Search the data for "title" and copy every matching line.
(Dataset records)
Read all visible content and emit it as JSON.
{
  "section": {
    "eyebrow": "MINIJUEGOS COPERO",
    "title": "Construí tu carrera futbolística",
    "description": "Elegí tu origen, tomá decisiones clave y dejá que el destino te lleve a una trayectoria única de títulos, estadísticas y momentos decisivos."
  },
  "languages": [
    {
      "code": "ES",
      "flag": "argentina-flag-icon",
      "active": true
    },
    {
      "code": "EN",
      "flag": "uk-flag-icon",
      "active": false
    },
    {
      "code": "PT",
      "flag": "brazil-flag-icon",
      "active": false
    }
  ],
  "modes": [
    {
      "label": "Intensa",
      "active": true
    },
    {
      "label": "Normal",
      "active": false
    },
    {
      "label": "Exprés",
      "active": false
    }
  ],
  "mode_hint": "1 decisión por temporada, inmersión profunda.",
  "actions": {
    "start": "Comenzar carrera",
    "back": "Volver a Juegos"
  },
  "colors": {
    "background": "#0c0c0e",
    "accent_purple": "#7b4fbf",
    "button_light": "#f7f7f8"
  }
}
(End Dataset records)
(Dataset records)
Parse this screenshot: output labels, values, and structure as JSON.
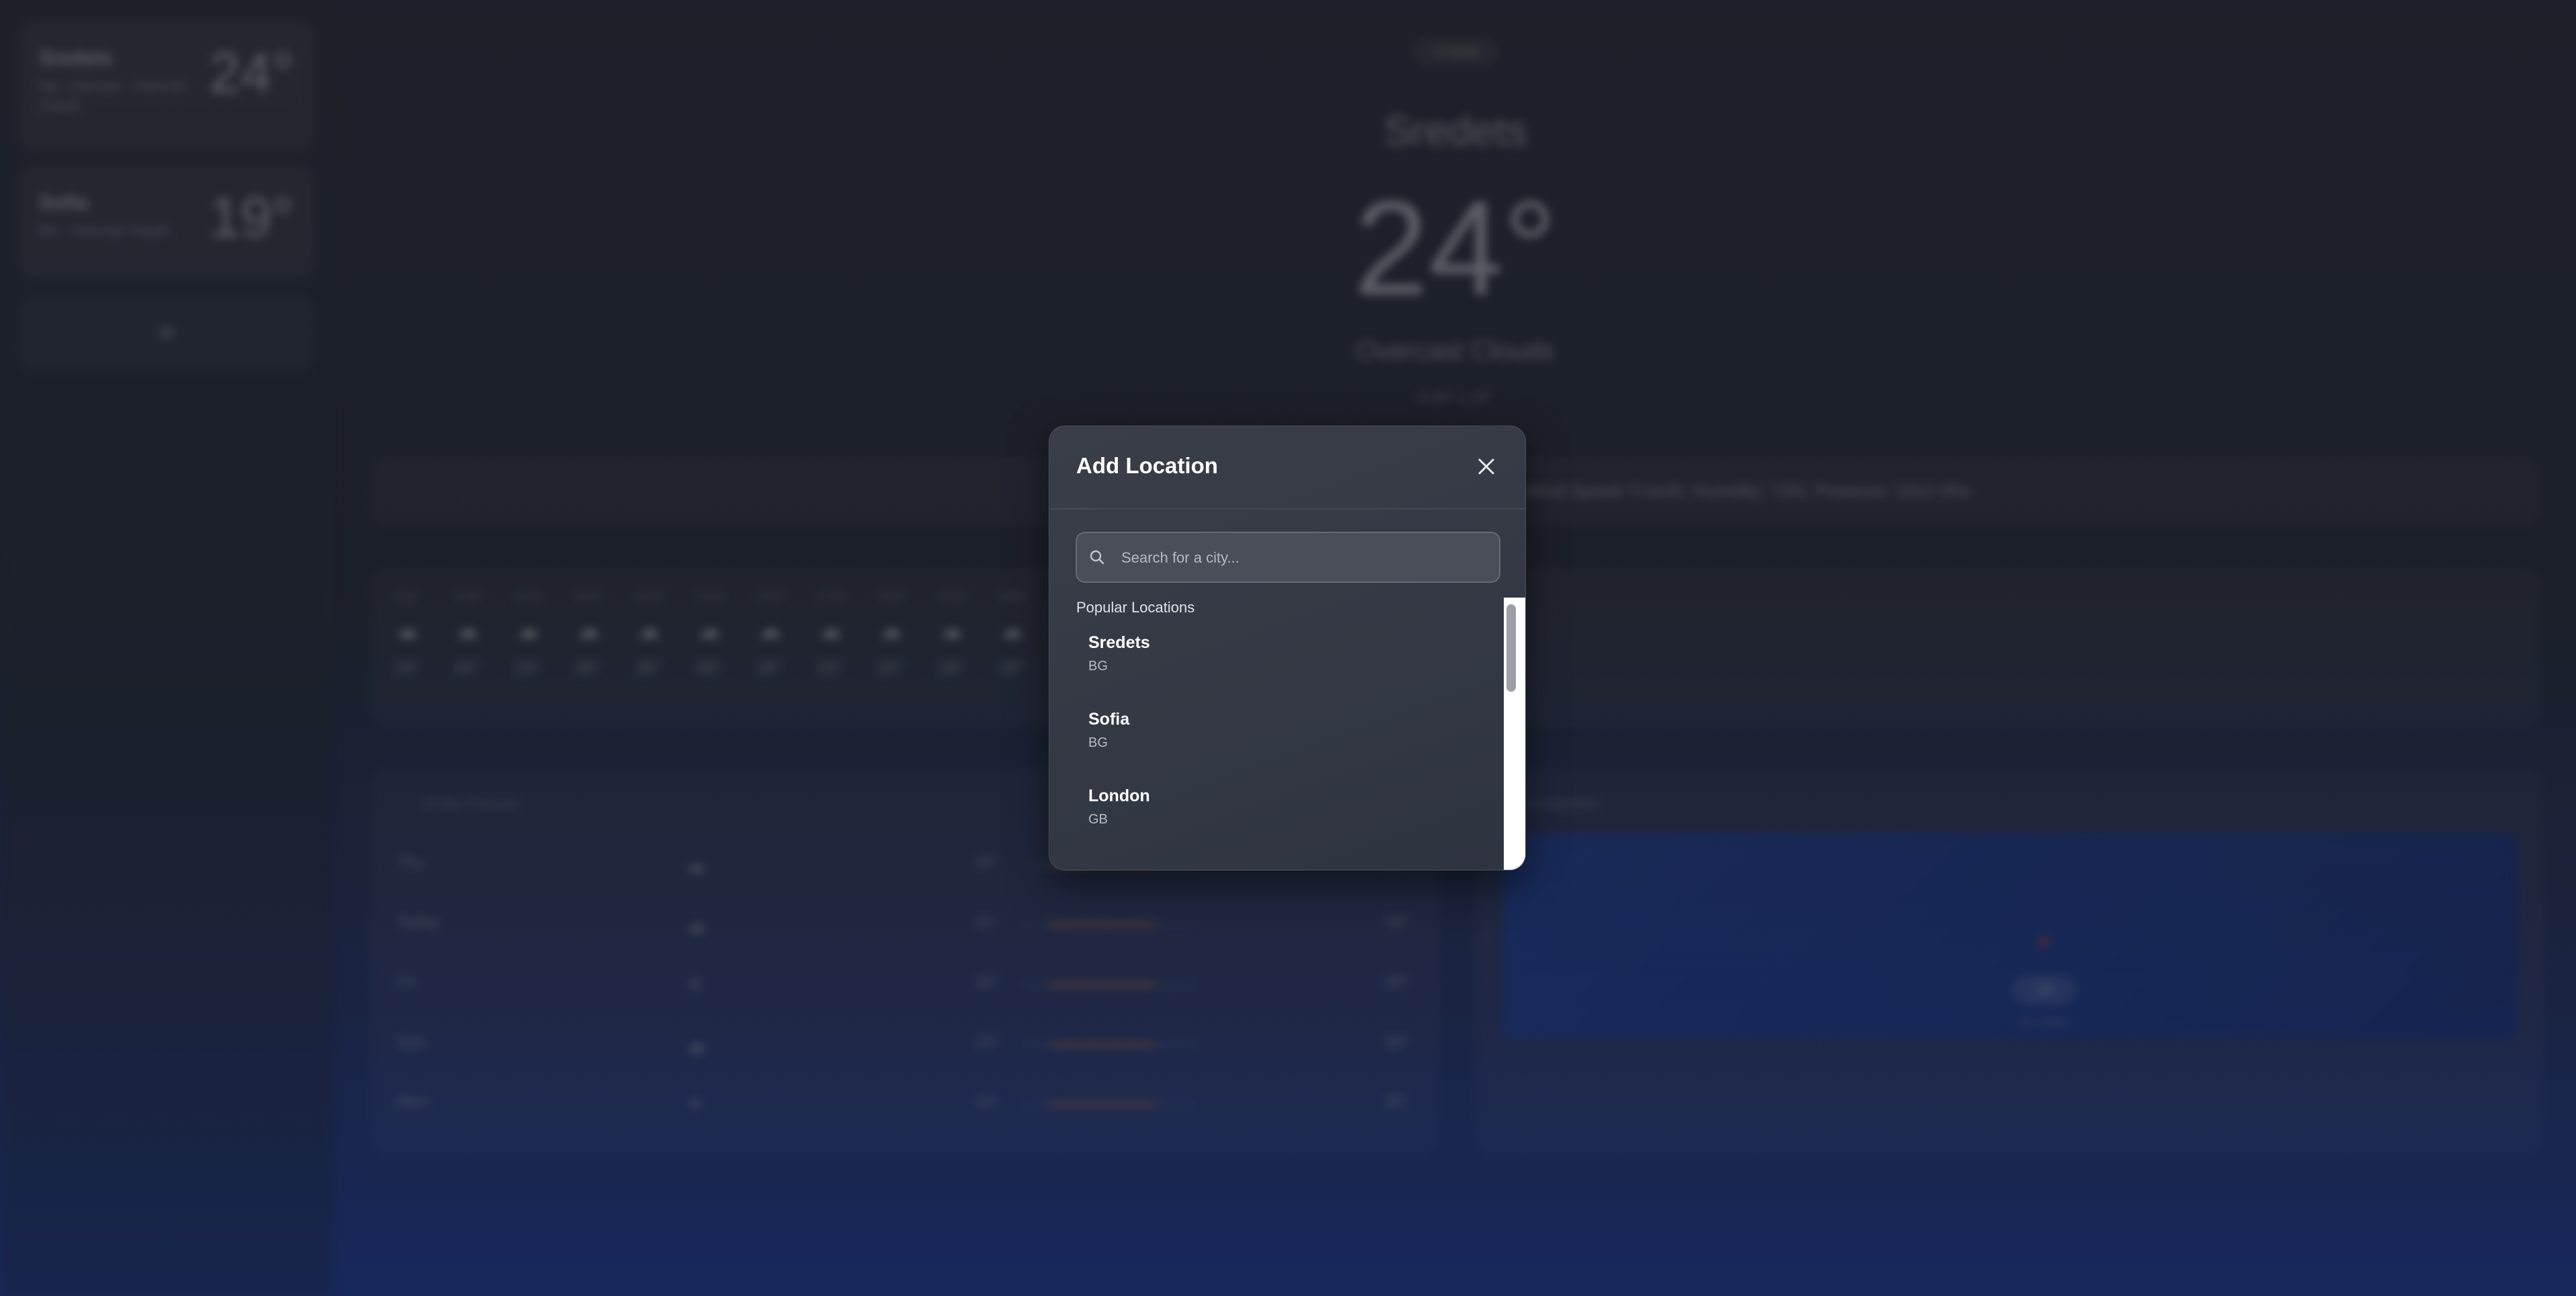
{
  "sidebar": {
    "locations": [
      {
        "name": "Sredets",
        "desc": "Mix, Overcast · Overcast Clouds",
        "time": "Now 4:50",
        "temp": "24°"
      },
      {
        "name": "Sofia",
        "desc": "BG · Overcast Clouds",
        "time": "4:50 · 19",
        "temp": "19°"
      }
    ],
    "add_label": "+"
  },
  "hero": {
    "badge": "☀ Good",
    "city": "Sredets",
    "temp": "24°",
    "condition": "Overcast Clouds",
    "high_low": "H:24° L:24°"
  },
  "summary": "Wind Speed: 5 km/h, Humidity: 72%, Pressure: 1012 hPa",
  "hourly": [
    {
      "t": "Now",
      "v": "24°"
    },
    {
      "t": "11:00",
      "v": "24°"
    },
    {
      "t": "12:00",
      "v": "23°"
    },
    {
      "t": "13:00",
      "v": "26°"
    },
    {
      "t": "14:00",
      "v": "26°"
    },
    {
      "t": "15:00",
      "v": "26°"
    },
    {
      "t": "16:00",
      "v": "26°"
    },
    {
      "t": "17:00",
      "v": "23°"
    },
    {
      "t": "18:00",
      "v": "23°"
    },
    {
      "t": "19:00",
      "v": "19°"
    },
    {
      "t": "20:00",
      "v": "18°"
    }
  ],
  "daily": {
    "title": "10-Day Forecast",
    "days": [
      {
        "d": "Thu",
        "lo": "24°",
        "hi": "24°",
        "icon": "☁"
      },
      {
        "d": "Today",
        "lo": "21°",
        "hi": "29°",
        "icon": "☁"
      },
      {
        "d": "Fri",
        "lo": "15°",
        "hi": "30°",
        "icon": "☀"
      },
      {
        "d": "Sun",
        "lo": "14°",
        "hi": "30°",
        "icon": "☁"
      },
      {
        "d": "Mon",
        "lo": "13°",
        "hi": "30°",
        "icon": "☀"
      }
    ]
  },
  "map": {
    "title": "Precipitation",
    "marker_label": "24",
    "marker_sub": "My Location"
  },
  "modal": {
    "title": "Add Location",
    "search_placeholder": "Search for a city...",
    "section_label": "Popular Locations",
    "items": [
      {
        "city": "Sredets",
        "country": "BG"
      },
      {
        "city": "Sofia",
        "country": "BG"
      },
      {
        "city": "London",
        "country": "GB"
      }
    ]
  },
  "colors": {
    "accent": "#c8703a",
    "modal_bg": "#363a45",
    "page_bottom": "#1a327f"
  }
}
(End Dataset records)
Worked solution
    "title": "Construí tu carrera futbolística",
    "title": "10-Day Forecast",
    "title": "Precipitation",
    "title": "Add Location",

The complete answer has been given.